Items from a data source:
--
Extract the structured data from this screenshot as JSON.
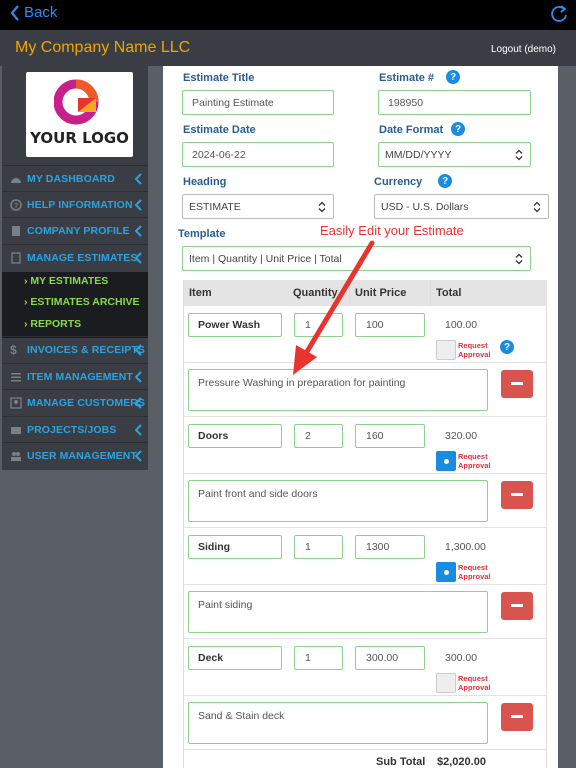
{
  "topbar": {
    "back_label": "Back"
  },
  "header": {
    "company_name": "My Company Name LLC",
    "logout_label": "Logout (demo)"
  },
  "logo": {
    "text": "YOUR LOGO"
  },
  "sidebar": {
    "items": [
      {
        "label": "MY DASHBOARD"
      },
      {
        "label": "HELP INFORMATION"
      },
      {
        "label": "COMPANY PROFILE"
      },
      {
        "label": "MANAGE ESTIMATES"
      },
      {
        "label": "INVOICES & RECEIPTS"
      },
      {
        "label": "ITEM MANAGEMENT"
      },
      {
        "label": "MANAGE CUSTOMERS"
      },
      {
        "label": "PROJECTS/JOBS"
      },
      {
        "label": "USER MANAGEMENT"
      }
    ],
    "subitems": [
      {
        "label": "› MY ESTIMATES"
      },
      {
        "label": "› ESTIMATES ARCHIVE"
      },
      {
        "label": "› REPORTS"
      }
    ]
  },
  "form": {
    "estimate_title_label": "Estimate Title",
    "estimate_title_value": "Painting Estimate",
    "estimate_num_label": "Estimate #",
    "estimate_num_value": "198950",
    "estimate_date_label": "Estimate Date",
    "estimate_date_value": "2024-06-22",
    "date_format_label": "Date Format",
    "date_format_value": "MM/DD/YYYY",
    "heading_label": "Heading",
    "heading_value": "ESTIMATE",
    "currency_label": "Currency",
    "currency_value": "USD - U.S. Dollars",
    "template_label": "Template",
    "template_value": "Item | Quantity | Unit Price | Total"
  },
  "annotation": "Easily Edit your Estimate",
  "table": {
    "headers": {
      "item": "Item",
      "quantity": "Quantity",
      "unit_price": "Unit Price",
      "total": "Total"
    },
    "request_approval": "Request Approval",
    "rows": [
      {
        "item": "Power Wash",
        "qty": "1",
        "price": "100",
        "total": "100.00",
        "approval": false,
        "desc": "Pressure Washing in preparation for painting"
      },
      {
        "item": "Doors",
        "qty": "2",
        "price": "160",
        "total": "320.00",
        "approval": true,
        "desc": "Paint front and side doors"
      },
      {
        "item": "Siding",
        "qty": "1",
        "price": "1300",
        "total": "1,300.00",
        "approval": true,
        "desc": "Paint siding"
      },
      {
        "item": "Deck",
        "qty": "1",
        "price": "300.00",
        "total": "300.00",
        "approval": false,
        "desc": "Sand & Stain deck"
      }
    ],
    "subtotal_label": "Sub Total",
    "subtotal_value": "$2,020.00"
  },
  "colors": {
    "accent": "#2ba3e0",
    "brand": "#f0a500",
    "submenu": "#8ad94a",
    "danger": "#d9534f",
    "annotation": "#e8332e"
  }
}
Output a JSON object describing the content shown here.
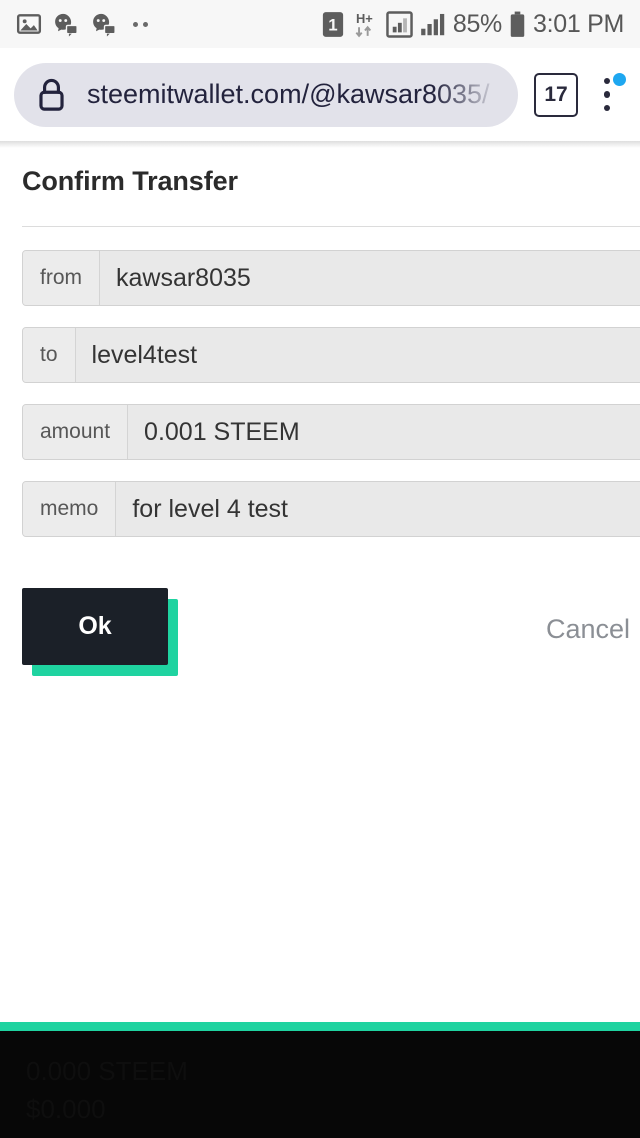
{
  "status_bar": {
    "left_icons": [
      {
        "name": "image-icon",
        "glyph": "ὛC"
      },
      {
        "name": "discord-notification-icon",
        "glyph": "discord"
      },
      {
        "name": "discord-notification-icon-2",
        "glyph": "discord"
      },
      {
        "name": "more-notifications-icon",
        "glyph": "··"
      }
    ],
    "sim_indicator": "1",
    "network_type": "H+",
    "battery_percent": "85%",
    "clock": "3:01 PM"
  },
  "browser": {
    "lock_icon": "lock-icon",
    "url": "steemitwallet.com/@kawsar8035/",
    "tab_count": "17",
    "menu_icon": "overflow-menu-icon",
    "menu_has_update_badge": true
  },
  "page": {
    "title": "Confirm Transfer",
    "fields": [
      {
        "label": "from",
        "value": "kawsar8035"
      },
      {
        "label": "to",
        "value": "level4test"
      },
      {
        "label": "amount",
        "value": "0.001 STEEM"
      },
      {
        "label": "memo",
        "value": "for level 4 test"
      }
    ],
    "confirm_label": "Ok",
    "cancel_label": "Cancel"
  },
  "footer": {
    "lines": [
      "0.000 STEEM",
      "$0.000"
    ]
  },
  "colors": {
    "accent_teal": "#1fd3a0",
    "button_dark": "#1b2028",
    "url_text": "#23233d",
    "badge_blue": "#1ea7f0",
    "field_bg": "#e9e9e9",
    "footer_bg": "#070707"
  }
}
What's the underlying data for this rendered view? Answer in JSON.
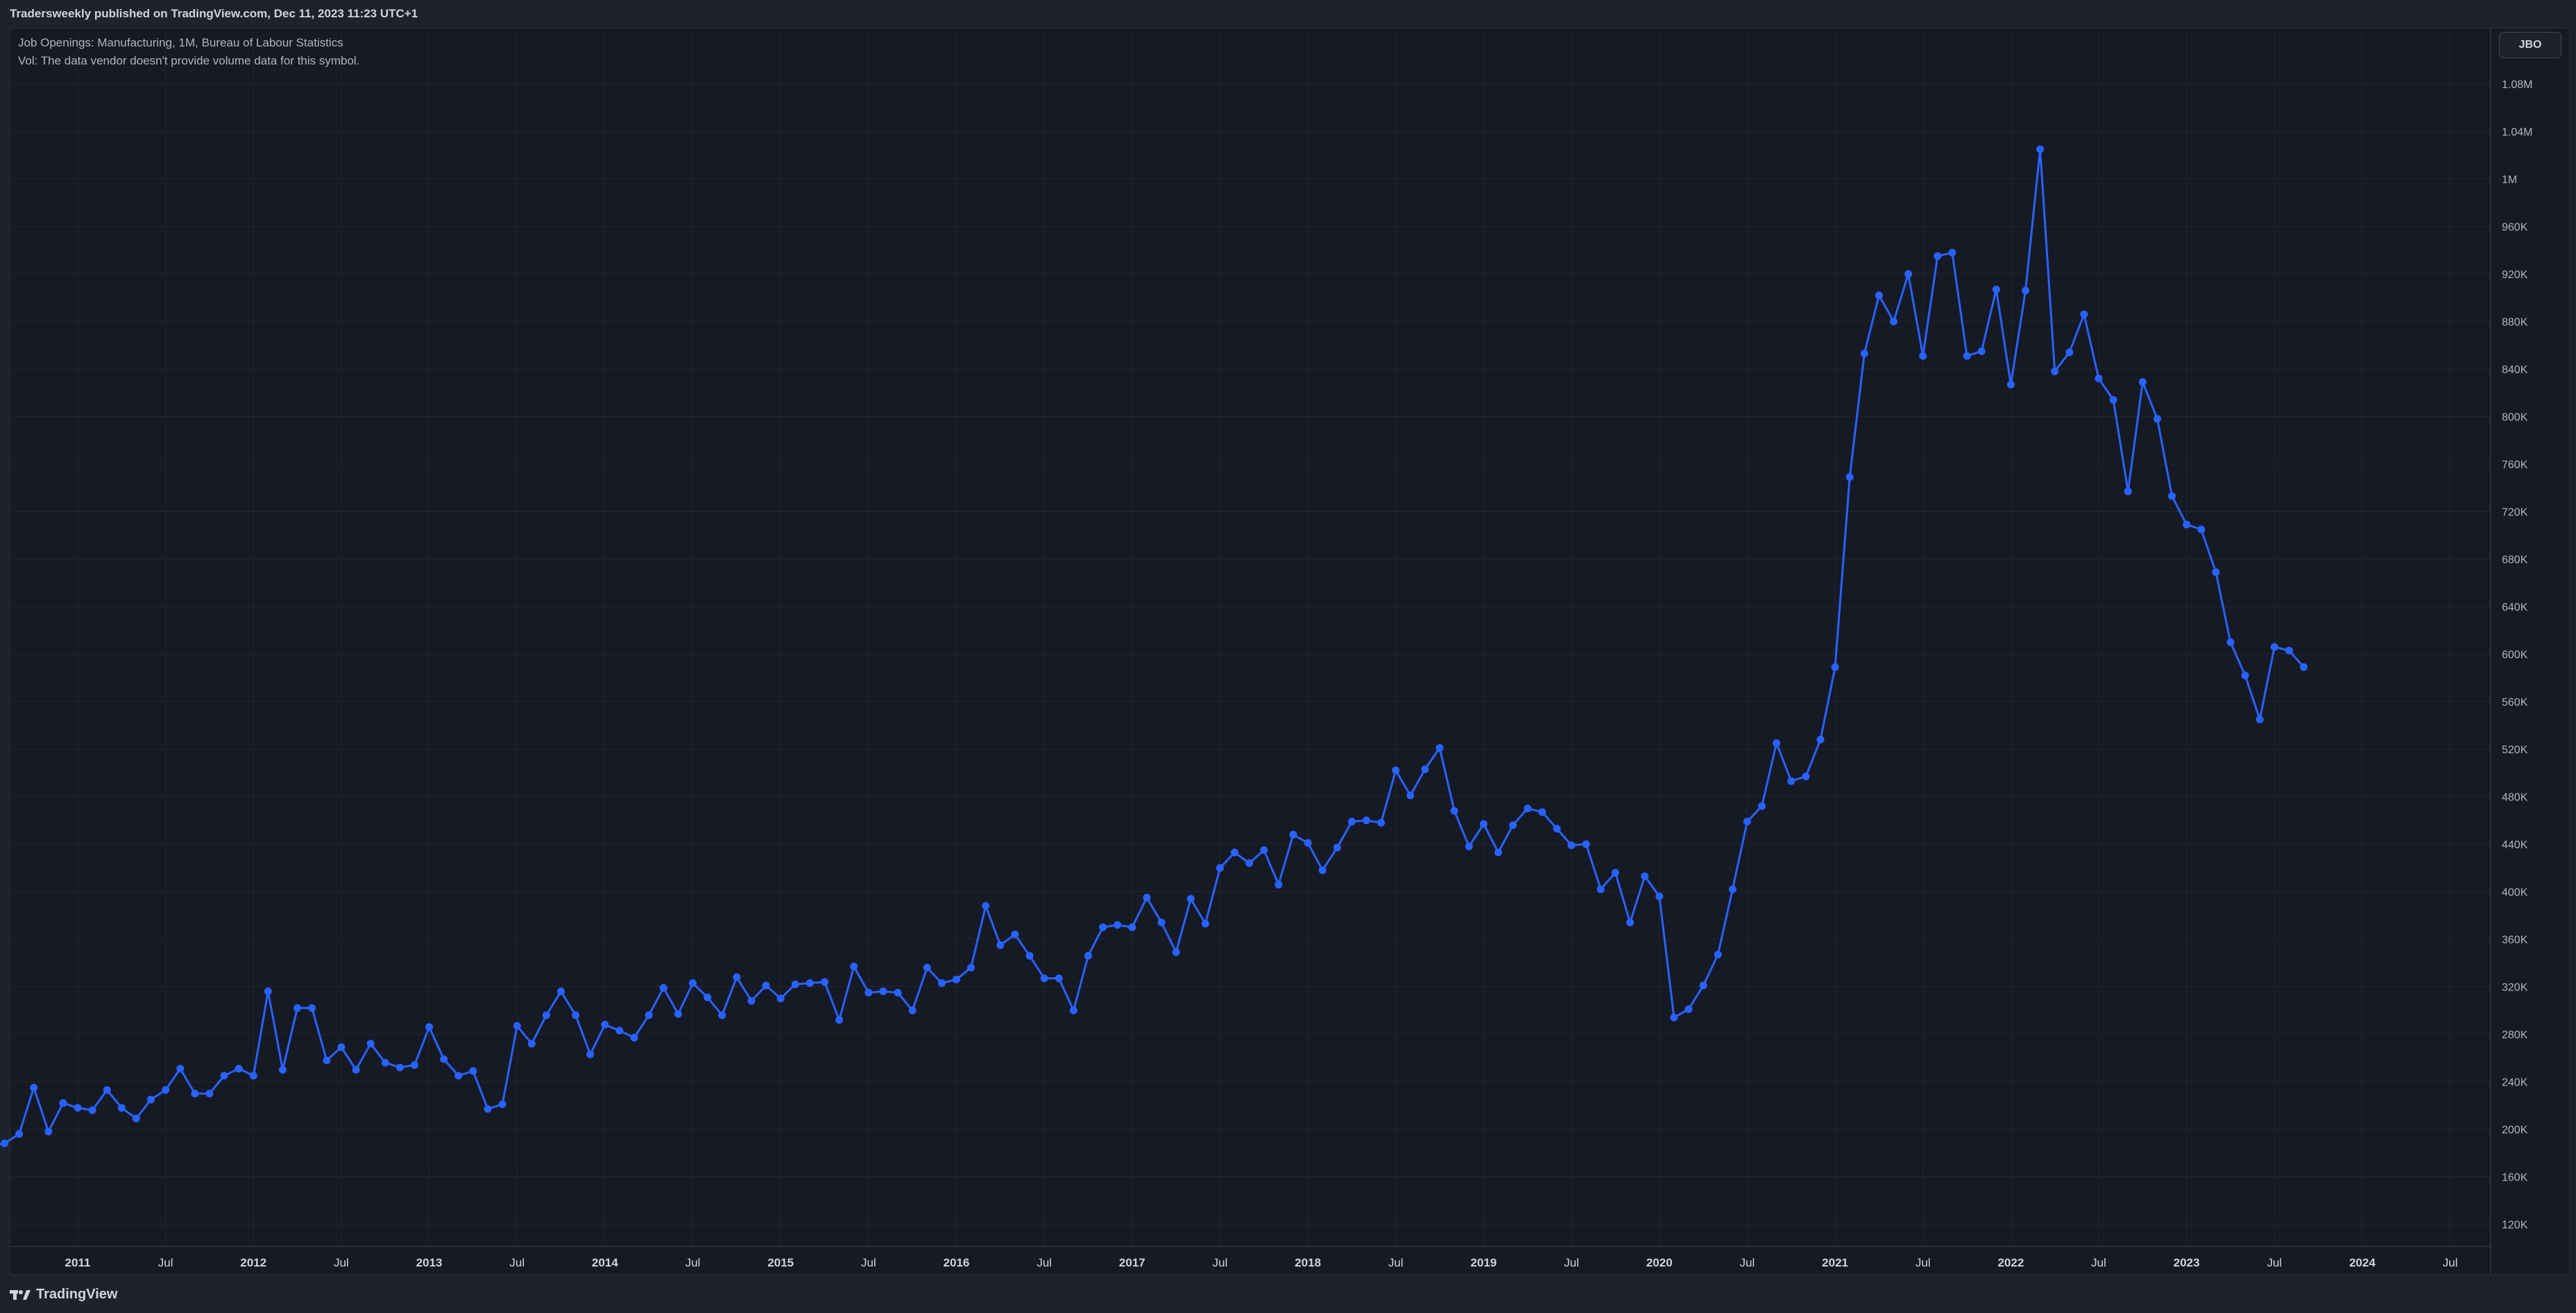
{
  "header": {
    "published_text": "Tradersweekly published on TradingView.com, Dec 11, 2023 11:23 UTC+1"
  },
  "legend": {
    "line1": "Job Openings: Manufacturing, 1M, Bureau of Labour Statistics",
    "line2": "Vol: The data vendor doesn't provide volume data for this symbol."
  },
  "symbol_box": "JBO",
  "footer": {
    "brand": "TradingView"
  },
  "colors": {
    "series": "#2962ff",
    "background": "#161a25",
    "text": "#b2b5be",
    "grid": "#232632"
  },
  "chart_data": {
    "type": "line",
    "title": "",
    "xlabel": "",
    "ylabel": "",
    "ylim": [
      100000,
      1100000
    ],
    "y_ticks": [
      "120K",
      "160K",
      "200K",
      "240K",
      "280K",
      "320K",
      "360K",
      "400K",
      "440K",
      "480K",
      "520K",
      "560K",
      "600K",
      "640K",
      "680K",
      "720K",
      "760K",
      "800K",
      "840K",
      "880K",
      "920K",
      "960K",
      "1M",
      "1.04M",
      "1.08M"
    ],
    "y_tick_values": [
      120000,
      160000,
      200000,
      240000,
      280000,
      320000,
      360000,
      400000,
      440000,
      480000,
      520000,
      560000,
      600000,
      640000,
      680000,
      720000,
      760000,
      800000,
      840000,
      880000,
      920000,
      960000,
      1000000,
      1040000,
      1080000
    ],
    "x_ticks": [
      "2011",
      "Jul",
      "2012",
      "Jul",
      "2013",
      "Jul",
      "2014",
      "Jul",
      "2015",
      "Jul",
      "2016",
      "Jul",
      "2017",
      "Jul",
      "2018",
      "Jul",
      "2019",
      "Jul",
      "2020",
      "Jul",
      "2021",
      "Jul",
      "2022",
      "Jul",
      "2023",
      "Jul",
      "2024",
      "Jul"
    ],
    "x_tick_dates": [
      "2011-01",
      "2011-07",
      "2012-01",
      "2012-07",
      "2013-01",
      "2013-07",
      "2014-01",
      "2014-07",
      "2015-01",
      "2015-07",
      "2016-01",
      "2016-07",
      "2017-01",
      "2017-07",
      "2018-01",
      "2018-07",
      "2019-01",
      "2019-07",
      "2020-01",
      "2020-07",
      "2021-01",
      "2021-07",
      "2022-01",
      "2022-07",
      "2023-01",
      "2023-07",
      "2024-01",
      "2024-07"
    ],
    "x_range": [
      "2010-06",
      "2024-12"
    ],
    "grid": true,
    "series": [
      {
        "start_date": "2010-07",
        "values": [
          186000,
          188000,
          196000,
          235000,
          198000,
          222000,
          218000,
          216000,
          233000,
          218000,
          209000,
          225000,
          233000,
          251000,
          230000,
          230000,
          245000,
          251000,
          245000,
          316000,
          250000,
          302000,
          302000,
          258000,
          269000,
          250000,
          272000,
          256000,
          252000,
          254000,
          286000,
          259000,
          245000,
          249000,
          217000,
          221000,
          287000,
          272000,
          296000,
          316000,
          296000,
          263000,
          288000,
          283000,
          277000,
          296000,
          319000,
          297000,
          323000,
          311000,
          296000,
          328000,
          308000,
          321000,
          310000,
          322000,
          323000,
          324000,
          292000,
          337000,
          315000,
          316000,
          315000,
          300000,
          336000,
          323000,
          326000,
          336000,
          388000,
          355000,
          364000,
          346000,
          327000,
          327000,
          300000,
          346000,
          370000,
          372000,
          370000,
          395000,
          374000,
          349000,
          394000,
          373000,
          420000,
          433000,
          424000,
          435000,
          406000,
          448000,
          441000,
          418000,
          437000,
          459000,
          460000,
          458000,
          502000,
          481000,
          503000,
          521000,
          468000,
          438000,
          457000,
          433000,
          456000,
          470000,
          467000,
          453000,
          439000,
          440000,
          402000,
          416000,
          374000,
          413000,
          396000,
          294000,
          301000,
          321000,
          347000,
          402000,
          459000,
          472000,
          525000,
          493000,
          497000,
          528000,
          589000,
          749000,
          853000,
          902000,
          880000,
          920000,
          851000,
          935000,
          938000,
          851000,
          855000,
          907000,
          827000,
          906000,
          1025000,
          838000,
          854000,
          886000,
          832000,
          814000,
          737000,
          829000,
          798000,
          733000,
          709000,
          705000,
          669000,
          610000,
          582000,
          545000,
          606000,
          603000,
          589000
        ]
      }
    ]
  }
}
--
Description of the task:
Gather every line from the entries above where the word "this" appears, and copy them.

Exercise result:
Extract the structured data from this screenshot as JSON.
What's the underlying data for this rendered view? Answer in JSON.
    "line2": "Vol: The data vendor doesn't provide volume data for this symbol."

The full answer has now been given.